Well, there aren't many text adventures in Finnish. People tried to make them, but overall, there weren't that many, mostly because Finnish is an annoying language to parse computationally. (This game manages only because all relevant inflections of the object names are stored in the program.) The parser is also kind of surprising, because it knows a rather nice amount of different verbs - which are listed by the help command.

The game is pretty short - these days, it would be just about the right length for the annual Interactive Fiction Competitions. Personally, I'm far more in favor of short adventures than long adventures. Infocom fans probably find the length discomforting though.

I don't know exactly why I fell in love with the short, short descriptions of the areas surrounding the prison camp at the beginning. I liked the milieu, anyway - harder to say why.

The Bad

I don't mind the short length, but locations and such are also pretty shortly described. Well, it's a single-load game, as opposed to Infocom games that kept loading stuff off the disk - you can't fit a very verbose game in the memory.

Command parser isn't very complex, but, as noted before, that's sort of unavoidable. Also, as noted, there's a help command, but built-in help like that may make puzzles too easy, but luckily that's not always the case.

The text of the game is, shall we say, immature. There are quite annoying racial and other stereotypes, and game gives quite insulting replies when commands are not understood.
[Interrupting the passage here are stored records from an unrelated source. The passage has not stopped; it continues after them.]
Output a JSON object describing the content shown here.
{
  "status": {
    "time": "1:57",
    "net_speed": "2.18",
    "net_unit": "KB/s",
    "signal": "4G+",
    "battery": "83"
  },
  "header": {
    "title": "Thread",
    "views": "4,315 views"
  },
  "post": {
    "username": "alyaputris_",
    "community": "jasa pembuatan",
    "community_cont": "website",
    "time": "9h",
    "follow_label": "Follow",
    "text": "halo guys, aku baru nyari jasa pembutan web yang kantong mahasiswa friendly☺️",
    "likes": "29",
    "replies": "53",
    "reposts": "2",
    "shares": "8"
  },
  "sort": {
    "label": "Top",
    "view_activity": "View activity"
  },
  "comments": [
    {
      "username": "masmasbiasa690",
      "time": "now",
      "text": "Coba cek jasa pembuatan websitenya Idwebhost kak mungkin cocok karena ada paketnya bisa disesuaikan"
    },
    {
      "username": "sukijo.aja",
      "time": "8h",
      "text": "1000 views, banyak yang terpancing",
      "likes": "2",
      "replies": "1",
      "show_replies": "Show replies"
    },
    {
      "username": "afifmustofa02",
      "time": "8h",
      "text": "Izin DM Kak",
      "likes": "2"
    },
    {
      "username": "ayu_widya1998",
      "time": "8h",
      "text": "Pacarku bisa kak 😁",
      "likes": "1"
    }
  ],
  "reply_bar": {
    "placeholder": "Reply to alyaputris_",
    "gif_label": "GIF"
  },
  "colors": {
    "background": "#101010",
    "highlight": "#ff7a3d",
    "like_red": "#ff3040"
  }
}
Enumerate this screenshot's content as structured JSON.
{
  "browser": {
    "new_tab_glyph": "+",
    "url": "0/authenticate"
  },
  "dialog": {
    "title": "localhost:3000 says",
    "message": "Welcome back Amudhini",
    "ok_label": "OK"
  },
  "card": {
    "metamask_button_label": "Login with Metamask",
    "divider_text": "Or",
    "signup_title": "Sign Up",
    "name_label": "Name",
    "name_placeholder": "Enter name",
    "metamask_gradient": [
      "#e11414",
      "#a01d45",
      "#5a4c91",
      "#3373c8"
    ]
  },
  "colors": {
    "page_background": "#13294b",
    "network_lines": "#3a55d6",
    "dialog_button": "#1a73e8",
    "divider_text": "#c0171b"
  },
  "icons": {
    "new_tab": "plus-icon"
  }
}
It is not *hugely* racist or otherwise stupid, but it clearly shows that someone more grown up should have taken a look at the text first. As it is, it (along with the small-print physical appearance) makes it look like some Future Game-Maker's First Game. I sure hope these folks grew up, this game was nice enough. This also extends to the plot - the whole thing is pretty silly. "The Chinese seized Hong Kong? Well, let's blow the city to pieces then! Hooray!"

The Bottom Line

Once upon time, I was ordering some games from one biggish game store. I can't remember the exact time, but it was in the dusk of C64 era. I ordered some text adventures, like Zork 3 and Suspended... and then I noted one game on the list with a Finnish title. Since it wasn't too expensive, I ordered that - even though I had no idea what the game was.

It turned out to be a text adventure. The game is set in the distant, distant future year 1997, where China has seized the control of Hong Kong and found gold from under the city. Brits, annoyed by this, send an agent (you) to nuke the whole place.

There are small, quite simple and logical (!) puzzles, some pretty decent environments, and, well, it looks like a decent enough adventure to me.

This is an extremely small print run game. It's refreshing to see a game that was so lovingly crafted. The packaging, as seen in the scans, was mostly photocopied, and the floppy hand-labeled. The physical appearance of the game was pretty brutal and honest: "We just tried to get this game for market." The game itself has the quality that says "I made this game, it isn't great but it's mine and I like it, and I thought it was decent enough to be marketed". The author may not have produced the Greatest Game in the end, but damn it if they didn't fight honestly to get this game out. And I, as a gamer, am happy I got the game and played through, because honestly, I appreciate a honest effort to make a game no matter if it's difficult to do so, and got a chance to see some lone artist's work that otherwise could have been forgotten. It warmed my heart to see the game. It warmed my heart to see something that could have been big, glorious, and popular, if only there had been more people and more money and more everything... Ah, damn, I'd better quit before I get too lyrical.

I don't know of any other people who bought the game. I know the developers did produce other text adventures, and apparently sold a few of them too, but as far as I know, aside of the advertising I have not seen them mentioned anywhere.

I can't remember how long it took for me to play through the game, but that was not long. It is a short adventure, maybe the reason I started liking short adventures. Not the greatest work of interactive fiction ever written, but I think it was very cool anyway - for the time.